#### What this task involves:
Copy each line below as it stands, but skip any picture it contains.

#### Dataset rows for apps and sites:
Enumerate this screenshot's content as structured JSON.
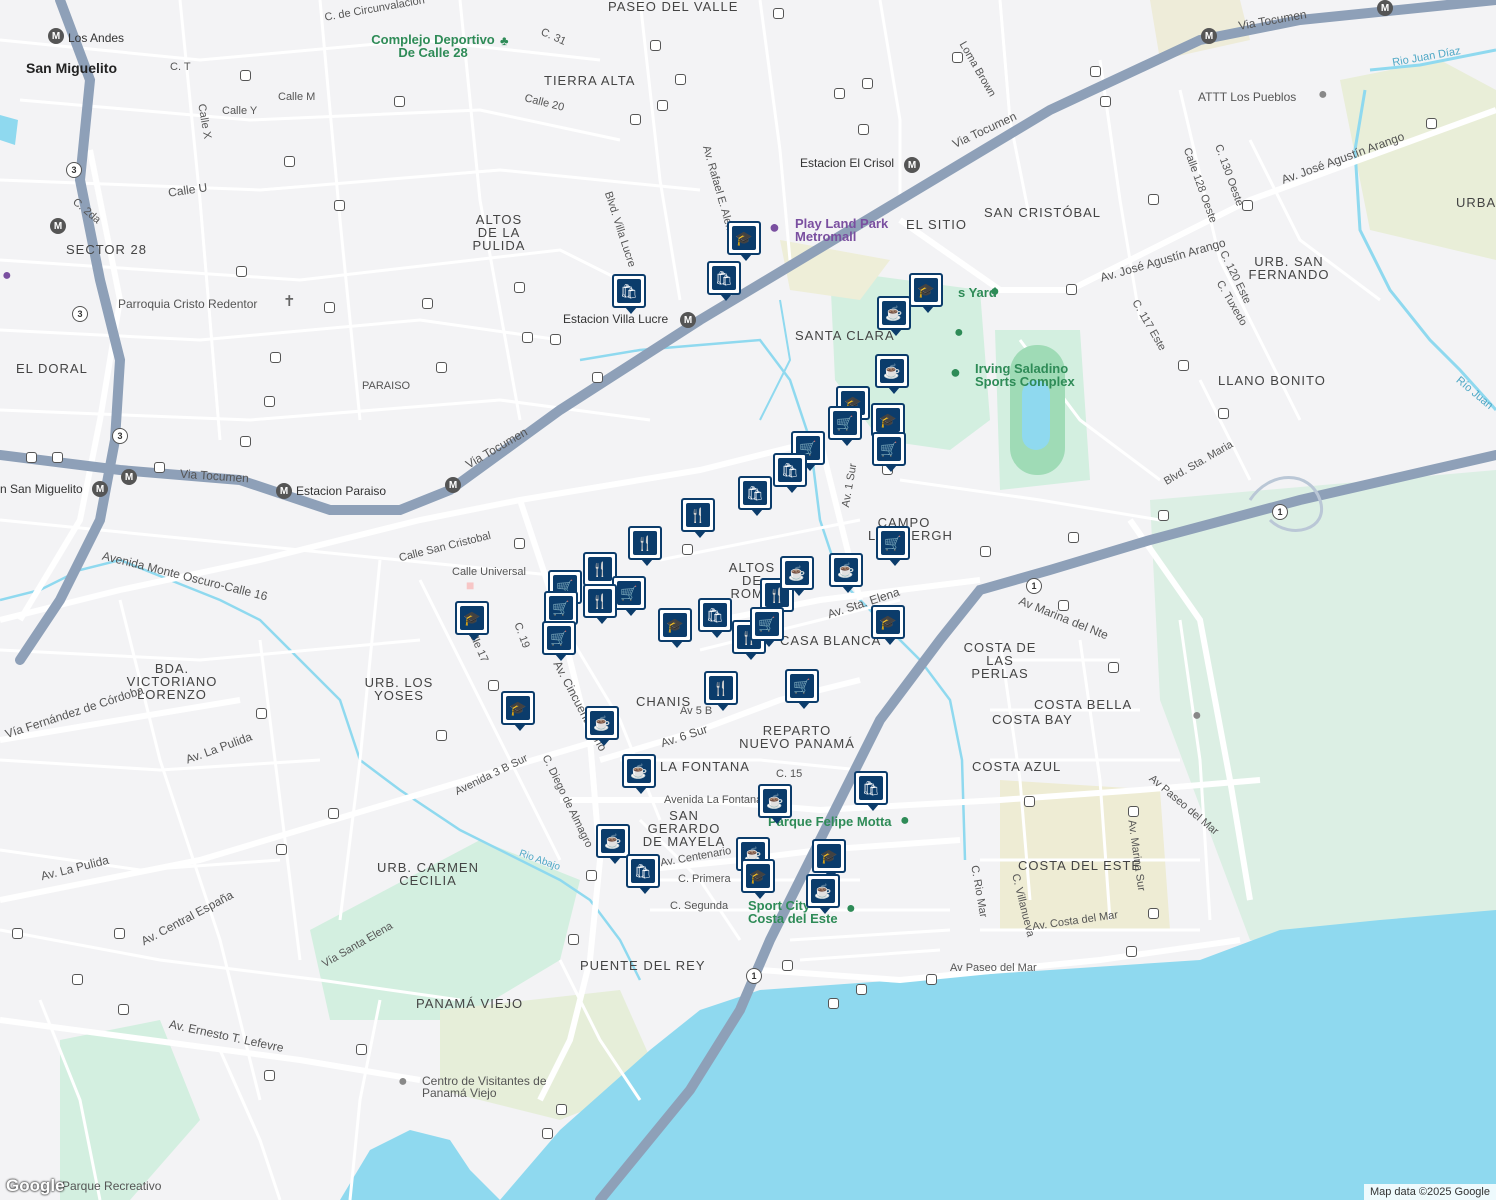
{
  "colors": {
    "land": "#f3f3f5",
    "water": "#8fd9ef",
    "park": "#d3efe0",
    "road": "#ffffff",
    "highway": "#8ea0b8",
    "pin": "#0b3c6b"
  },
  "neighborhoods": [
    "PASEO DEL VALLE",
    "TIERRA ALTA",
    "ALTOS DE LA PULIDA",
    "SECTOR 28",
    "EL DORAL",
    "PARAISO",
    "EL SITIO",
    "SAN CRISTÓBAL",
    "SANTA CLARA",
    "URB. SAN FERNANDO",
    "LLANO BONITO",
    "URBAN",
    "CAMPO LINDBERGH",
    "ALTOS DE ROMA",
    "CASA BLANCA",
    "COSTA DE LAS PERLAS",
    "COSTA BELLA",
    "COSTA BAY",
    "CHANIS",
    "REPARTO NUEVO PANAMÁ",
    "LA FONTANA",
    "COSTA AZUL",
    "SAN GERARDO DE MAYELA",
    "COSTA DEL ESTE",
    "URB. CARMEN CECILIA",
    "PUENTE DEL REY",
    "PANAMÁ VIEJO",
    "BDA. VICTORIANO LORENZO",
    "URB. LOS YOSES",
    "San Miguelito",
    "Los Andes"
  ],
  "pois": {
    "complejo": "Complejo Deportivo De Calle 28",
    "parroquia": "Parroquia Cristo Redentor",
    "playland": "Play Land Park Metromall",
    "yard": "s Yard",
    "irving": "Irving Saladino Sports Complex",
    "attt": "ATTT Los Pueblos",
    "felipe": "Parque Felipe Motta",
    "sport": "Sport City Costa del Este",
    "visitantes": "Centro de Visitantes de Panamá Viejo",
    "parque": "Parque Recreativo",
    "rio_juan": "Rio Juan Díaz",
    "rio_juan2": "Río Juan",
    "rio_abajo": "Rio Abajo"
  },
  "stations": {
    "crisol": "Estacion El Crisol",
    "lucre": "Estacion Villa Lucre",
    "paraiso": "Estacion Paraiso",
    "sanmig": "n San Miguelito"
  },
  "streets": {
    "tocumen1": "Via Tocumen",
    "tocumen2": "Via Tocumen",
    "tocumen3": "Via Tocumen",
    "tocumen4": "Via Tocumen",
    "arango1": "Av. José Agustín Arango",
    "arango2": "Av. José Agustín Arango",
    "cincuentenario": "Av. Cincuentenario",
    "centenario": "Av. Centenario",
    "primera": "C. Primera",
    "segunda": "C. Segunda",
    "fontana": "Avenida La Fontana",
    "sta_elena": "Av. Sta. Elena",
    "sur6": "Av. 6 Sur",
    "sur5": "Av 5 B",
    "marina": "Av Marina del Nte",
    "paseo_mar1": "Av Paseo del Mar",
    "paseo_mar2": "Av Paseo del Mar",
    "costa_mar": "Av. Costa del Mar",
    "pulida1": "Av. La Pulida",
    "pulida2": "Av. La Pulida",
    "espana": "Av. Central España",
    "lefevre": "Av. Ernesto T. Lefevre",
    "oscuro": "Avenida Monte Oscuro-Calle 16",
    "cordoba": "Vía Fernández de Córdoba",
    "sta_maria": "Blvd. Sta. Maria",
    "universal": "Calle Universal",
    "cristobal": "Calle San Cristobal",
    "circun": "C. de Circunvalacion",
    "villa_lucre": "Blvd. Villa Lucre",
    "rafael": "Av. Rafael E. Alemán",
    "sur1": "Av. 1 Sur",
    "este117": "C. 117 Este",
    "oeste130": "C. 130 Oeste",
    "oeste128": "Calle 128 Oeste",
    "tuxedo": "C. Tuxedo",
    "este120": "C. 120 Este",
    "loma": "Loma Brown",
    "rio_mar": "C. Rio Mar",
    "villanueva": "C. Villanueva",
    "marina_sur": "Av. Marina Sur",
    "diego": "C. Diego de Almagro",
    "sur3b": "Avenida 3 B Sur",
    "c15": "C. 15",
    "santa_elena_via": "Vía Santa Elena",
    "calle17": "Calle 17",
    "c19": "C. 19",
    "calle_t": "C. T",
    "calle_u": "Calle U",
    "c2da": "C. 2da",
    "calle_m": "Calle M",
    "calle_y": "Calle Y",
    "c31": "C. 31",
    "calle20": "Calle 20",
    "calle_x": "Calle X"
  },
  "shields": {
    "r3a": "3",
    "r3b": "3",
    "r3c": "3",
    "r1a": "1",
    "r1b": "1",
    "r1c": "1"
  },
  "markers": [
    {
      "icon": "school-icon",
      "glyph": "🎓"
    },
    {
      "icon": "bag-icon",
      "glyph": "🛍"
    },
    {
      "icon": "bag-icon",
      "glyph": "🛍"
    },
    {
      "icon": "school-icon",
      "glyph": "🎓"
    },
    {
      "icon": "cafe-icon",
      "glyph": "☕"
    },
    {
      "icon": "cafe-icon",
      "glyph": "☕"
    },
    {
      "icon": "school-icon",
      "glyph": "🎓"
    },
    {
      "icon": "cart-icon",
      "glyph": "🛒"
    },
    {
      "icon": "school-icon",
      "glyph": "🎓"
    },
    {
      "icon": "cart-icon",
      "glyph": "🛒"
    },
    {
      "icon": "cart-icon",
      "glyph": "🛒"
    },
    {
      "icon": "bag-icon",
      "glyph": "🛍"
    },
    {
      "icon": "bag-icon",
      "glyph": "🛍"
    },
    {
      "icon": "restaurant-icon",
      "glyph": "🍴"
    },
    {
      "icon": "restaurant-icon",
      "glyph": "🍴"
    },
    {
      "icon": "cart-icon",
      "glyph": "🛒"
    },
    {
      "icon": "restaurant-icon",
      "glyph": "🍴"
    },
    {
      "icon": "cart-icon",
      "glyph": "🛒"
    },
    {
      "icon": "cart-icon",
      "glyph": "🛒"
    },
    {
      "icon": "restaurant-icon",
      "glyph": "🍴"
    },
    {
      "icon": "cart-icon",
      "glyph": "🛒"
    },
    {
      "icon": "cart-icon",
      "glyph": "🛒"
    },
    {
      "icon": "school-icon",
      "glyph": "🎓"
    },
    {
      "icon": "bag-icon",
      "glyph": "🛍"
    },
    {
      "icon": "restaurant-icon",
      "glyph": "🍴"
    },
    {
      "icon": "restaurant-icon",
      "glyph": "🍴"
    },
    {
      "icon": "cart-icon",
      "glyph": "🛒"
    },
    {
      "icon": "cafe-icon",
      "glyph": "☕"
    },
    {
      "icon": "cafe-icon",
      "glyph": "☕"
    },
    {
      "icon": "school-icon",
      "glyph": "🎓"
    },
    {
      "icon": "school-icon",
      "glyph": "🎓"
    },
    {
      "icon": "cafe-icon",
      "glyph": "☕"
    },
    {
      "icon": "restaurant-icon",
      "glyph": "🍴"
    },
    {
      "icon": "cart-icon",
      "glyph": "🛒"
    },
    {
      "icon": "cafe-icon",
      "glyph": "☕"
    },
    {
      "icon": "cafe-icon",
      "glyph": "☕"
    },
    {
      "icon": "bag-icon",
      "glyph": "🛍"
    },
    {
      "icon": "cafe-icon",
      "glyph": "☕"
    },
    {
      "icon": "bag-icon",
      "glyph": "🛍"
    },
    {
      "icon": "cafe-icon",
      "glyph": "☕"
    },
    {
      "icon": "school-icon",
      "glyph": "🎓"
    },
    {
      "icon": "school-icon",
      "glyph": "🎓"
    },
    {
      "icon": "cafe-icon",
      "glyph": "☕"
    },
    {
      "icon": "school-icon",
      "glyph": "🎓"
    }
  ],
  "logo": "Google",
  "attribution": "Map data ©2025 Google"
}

#### Your solution:
Enumerate this screenshot's content as structured JSON.
{
  "colors": {
    "land": "#f3f3f5",
    "water": "#8fd9ef",
    "park": "#d3efe0",
    "road": "#ffffff",
    "highway": "#8ea0b8",
    "pin": "#0b3c6b"
  },
  "neighborhoods": [
    "PASEO DEL VALLE",
    "TIERRA ALTA",
    "ALTOS DE LA PULIDA",
    "SECTOR 28",
    "EL DORAL",
    "PARAISO",
    "EL SITIO",
    "SAN CRISTÓBAL",
    "SANTA CLARA",
    "URB. SAN FERNANDO",
    "LLANO BONITO",
    "URBAN",
    "CAMPO LINDBERGH",
    "ALTOS DE ROMA",
    "CASA BLANCA",
    "COSTA DE LAS PERLAS",
    "COSTA BELLA",
    "COSTA BAY",
    "CHANIS",
    "REPARTO NUEVO PANAMÁ",
    "LA FONTANA",
    "COSTA AZUL",
    "SAN GERARDO DE MAYELA",
    "COSTA DEL ESTE",
    "URB. CARMEN CECILIA",
    "PUENTE DEL REY",
    "PANAMÁ VIEJO",
    "BDA. VICTORIANO LORENZO",
    "URB. LOS YOSES",
    "San Miguelito",
    "Los Andes"
  ],
  "pois": {
    "complejo": "Complejo Deportivo De Calle 28",
    "parroquia": "Parroquia Cristo Redentor",
    "playland": "Play Land Park Metromall",
    "yard": "s Yard",
    "irving": "Irving Saladino Sports Complex",
    "attt": "ATTT Los Pueblos",
    "felipe": "Parque Felipe Motta",
    "sport": "Sport City Costa del Este",
    "visitantes": "Centro de Visitantes de Panamá Viejo",
    "parque": "Parque Recreativo",
    "rio_juan": "Rio Juan Díaz",
    "rio_juan2": "Río Juan",
    "rio_abajo": "Rio Abajo"
  },
  "stations": {
    "crisol": "Estacion El Crisol",
    "lucre": "Estacion Villa Lucre",
    "paraiso": "Estacion Paraiso",
    "sanmig": "n San Miguelito"
  },
  "streets": {
    "tocumen1": "Via Tocumen",
    "tocumen2": "Via Tocumen",
    "tocumen3": "Via Tocumen",
    "tocumen4": "Via Tocumen",
    "arango1": "Av. José Agustín Arango",
    "arango2": "Av. José Agustín Arango",
    "cincuentenario": "Av. Cincuentenario",
    "centenario": "Av. Centenario",
    "primera": "C. Primera",
    "segunda": "C. Segunda",
    "fontana": "Avenida La Fontana",
    "sta_elena": "Av. Sta. Elena",
    "sur6": "Av. 6 Sur",
    "sur5": "Av 5 B",
    "marina": "Av Marina del Nte",
    "paseo_mar1": "Av Paseo del Mar",
    "paseo_mar2": "Av Paseo del Mar",
    "costa_mar": "Av. Costa del Mar",
    "pulida1": "Av. La Pulida",
    "pulida2": "Av. La Pulida",
    "espana": "Av. Central España",
    "lefevre": "Av. Ernesto T. Lefevre",
    "oscuro": "Avenida Monte Oscuro-Calle 16",
    "cordoba": "Vía Fernández de Córdoba",
    "sta_maria": "Blvd. Sta. Maria",
    "universal": "Calle Universal",
    "cristobal": "Calle San Cristobal",
    "circun": "C. de Circunvalacion",
    "villa_lucre": "Blvd. Villa Lucre",
    "rafael": "Av. Rafael E. Alemán",
    "sur1": "Av. 1 Sur",
    "este117": "C. 117 Este",
    "oeste130": "C. 130 Oeste",
    "oeste128": "Calle 128 Oeste",
    "tuxedo": "C. Tuxedo",
    "este120": "C. 120 Este",
    "loma": "Loma Brown",
    "rio_mar": "C. Rio Mar",
    "villanueva": "C. Villanueva",
    "marina_sur": "Av. Marina Sur",
    "diego": "C. Diego de Almagro",
    "sur3b": "Avenida 3 B Sur",
    "c15": "C. 15",
    "santa_elena_via": "Vía Santa Elena",
    "calle17": "Calle 17",
    "c19": "C. 19",
    "calle_t": "C. T",
    "calle_u": "Calle U",
    "c2da": "C. 2da",
    "calle_m": "Calle M",
    "calle_y": "Calle Y",
    "c31": "C. 31",
    "calle20": "Calle 20",
    "calle_x": "Calle X"
  },
  "shields": {
    "r3a": "3",
    "r3b": "3",
    "r3c": "3",
    "r1a": "1",
    "r1b": "1",
    "r1c": "1"
  },
  "markers": [
    {
      "icon": "school-icon",
      "glyph": "🎓"
    },
    {
      "icon": "bag-icon",
      "glyph": "🛍"
    },
    {
      "icon": "bag-icon",
      "glyph": "🛍"
    },
    {
      "icon": "school-icon",
      "glyph": "🎓"
    },
    {
      "icon": "cafe-icon",
      "glyph": "☕"
    },
    {
      "icon": "cafe-icon",
      "glyph": "☕"
    },
    {
      "icon": "school-icon",
      "glyph": "🎓"
    },
    {
      "icon": "cart-icon",
      "glyph": "🛒"
    },
    {
      "icon": "school-icon",
      "glyph": "🎓"
    },
    {
      "icon": "cart-icon",
      "glyph": "🛒"
    },
    {
      "icon": "cart-icon",
      "glyph": "🛒"
    },
    {
      "icon": "bag-icon",
      "glyph": "🛍"
    },
    {
      "icon": "bag-icon",
      "glyph": "🛍"
    },
    {
      "icon": "restaurant-icon",
      "glyph": "🍴"
    },
    {
      "icon": "restaurant-icon",
      "glyph": "🍴"
    },
    {
      "icon": "cart-icon",
      "glyph": "🛒"
    },
    {
      "icon": "restaurant-icon",
      "glyph": "🍴"
    },
    {
      "icon": "cart-icon",
      "glyph": "🛒"
    },
    {
      "icon": "cart-icon",
      "glyph": "🛒"
    },
    {
      "icon": "restaurant-icon",
      "glyph": "🍴"
    },
    {
      "icon": "cart-icon",
      "glyph": "🛒"
    },
    {
      "icon": "cart-icon",
      "glyph": "🛒"
    },
    {
      "icon": "school-icon",
      "glyph": "🎓"
    },
    {
      "icon": "bag-icon",
      "glyph": "🛍"
    },
    {
      "icon": "restaurant-icon",
      "glyph": "🍴"
    },
    {
      "icon": "restaurant-icon",
      "glyph": "🍴"
    },
    {
      "icon": "cart-icon",
      "glyph": "🛒"
    },
    {
      "icon": "cafe-icon",
      "glyph": "☕"
    },
    {
      "icon": "cafe-icon",
      "glyph": "☕"
    },
    {
      "icon": "school-icon",
      "glyph": "🎓"
    },
    {
      "icon": "school-icon",
      "glyph": "🎓"
    },
    {
      "icon": "cafe-icon",
      "glyph": "☕"
    },
    {
      "icon": "restaurant-icon",
      "glyph": "🍴"
    },
    {
      "icon": "cart-icon",
      "glyph": "🛒"
    },
    {
      "icon": "cafe-icon",
      "glyph": "☕"
    },
    {
      "icon": "cafe-icon",
      "glyph": "☕"
    },
    {
      "icon": "bag-icon",
      "glyph": "🛍"
    },
    {
      "icon": "cafe-icon",
      "glyph": "☕"
    },
    {
      "icon": "bag-icon",
      "glyph": "🛍"
    },
    {
      "icon": "cafe-icon",
      "glyph": "☕"
    },
    {
      "icon": "school-icon",
      "glyph": "🎓"
    },
    {
      "icon": "school-icon",
      "glyph": "🎓"
    },
    {
      "icon": "cafe-icon",
      "glyph": "☕"
    },
    {
      "icon": "school-icon",
      "glyph": "🎓"
    }
  ],
  "logo": "Google",
  "attribution": "Map data ©2025 Google"
}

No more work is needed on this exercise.